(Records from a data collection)
• • • • • • •
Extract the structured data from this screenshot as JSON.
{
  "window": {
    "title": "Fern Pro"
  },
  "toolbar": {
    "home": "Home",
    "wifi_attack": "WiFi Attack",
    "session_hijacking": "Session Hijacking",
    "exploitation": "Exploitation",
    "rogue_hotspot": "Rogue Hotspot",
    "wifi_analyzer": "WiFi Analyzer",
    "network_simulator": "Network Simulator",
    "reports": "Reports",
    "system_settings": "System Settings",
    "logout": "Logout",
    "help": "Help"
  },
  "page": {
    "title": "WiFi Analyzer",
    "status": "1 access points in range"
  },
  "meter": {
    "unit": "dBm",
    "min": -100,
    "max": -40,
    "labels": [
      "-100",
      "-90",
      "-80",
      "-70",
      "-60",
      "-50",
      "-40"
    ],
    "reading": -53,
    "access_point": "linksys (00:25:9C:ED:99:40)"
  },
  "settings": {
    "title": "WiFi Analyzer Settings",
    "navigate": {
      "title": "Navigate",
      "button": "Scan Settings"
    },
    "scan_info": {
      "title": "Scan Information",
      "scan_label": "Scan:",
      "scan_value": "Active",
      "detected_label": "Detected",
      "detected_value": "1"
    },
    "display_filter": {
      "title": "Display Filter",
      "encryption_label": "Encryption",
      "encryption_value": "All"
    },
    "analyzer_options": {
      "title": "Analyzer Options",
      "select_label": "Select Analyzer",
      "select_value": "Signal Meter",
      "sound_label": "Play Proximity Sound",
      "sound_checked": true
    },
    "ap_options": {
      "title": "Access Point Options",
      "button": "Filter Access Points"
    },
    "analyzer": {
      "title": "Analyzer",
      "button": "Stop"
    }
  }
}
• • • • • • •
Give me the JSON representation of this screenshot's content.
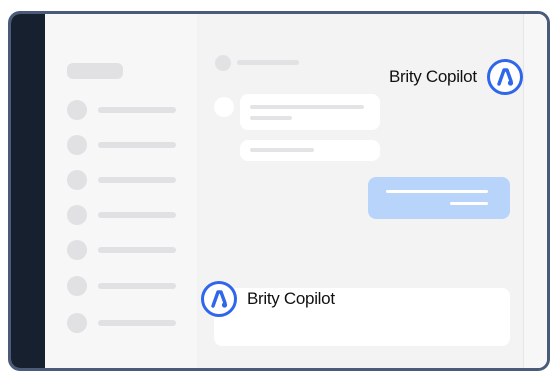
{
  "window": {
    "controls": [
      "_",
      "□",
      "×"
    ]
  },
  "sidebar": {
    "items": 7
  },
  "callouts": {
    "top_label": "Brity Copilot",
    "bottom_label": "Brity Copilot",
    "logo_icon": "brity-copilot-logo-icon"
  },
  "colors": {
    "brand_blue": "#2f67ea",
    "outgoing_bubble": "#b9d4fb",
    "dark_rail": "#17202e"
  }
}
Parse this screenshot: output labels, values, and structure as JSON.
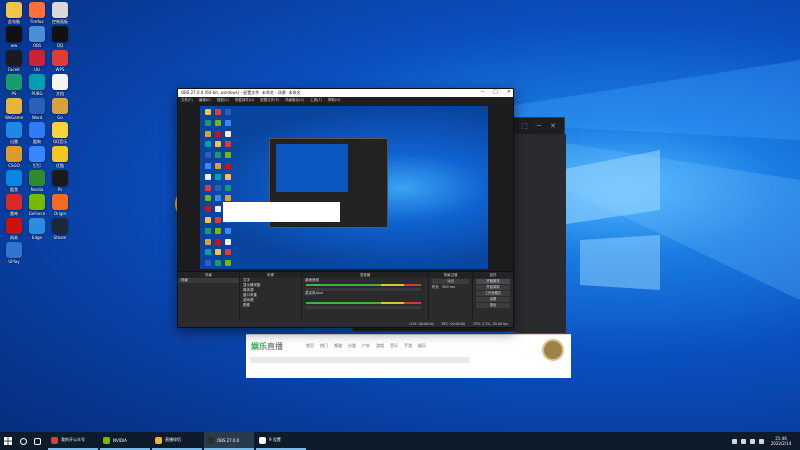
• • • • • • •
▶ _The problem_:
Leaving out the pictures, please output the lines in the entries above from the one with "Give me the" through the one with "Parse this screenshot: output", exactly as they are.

▶ _Result below_:
Give me the JSON representation of this screenshot's content.
{
  "window": {
    "controls": [
      "_",
      "□",
      "×"
    ]
  },
  "sidebar": {
    "items": 7
  },
  "callouts": {
    "top_label": "Brity Copilot",
    "bottom_label": "Brity Copilot",
    "logo_icon": "brity-copilot-logo-icon"
  },
  "colors": {
    "brand_blue": "#2f67ea",
    "outgoing_bubble": "#b9d4fb",
    "dark_rail": "#17202e"
  }
}
Parse this screenshot: output labels, values, and structure as JSON.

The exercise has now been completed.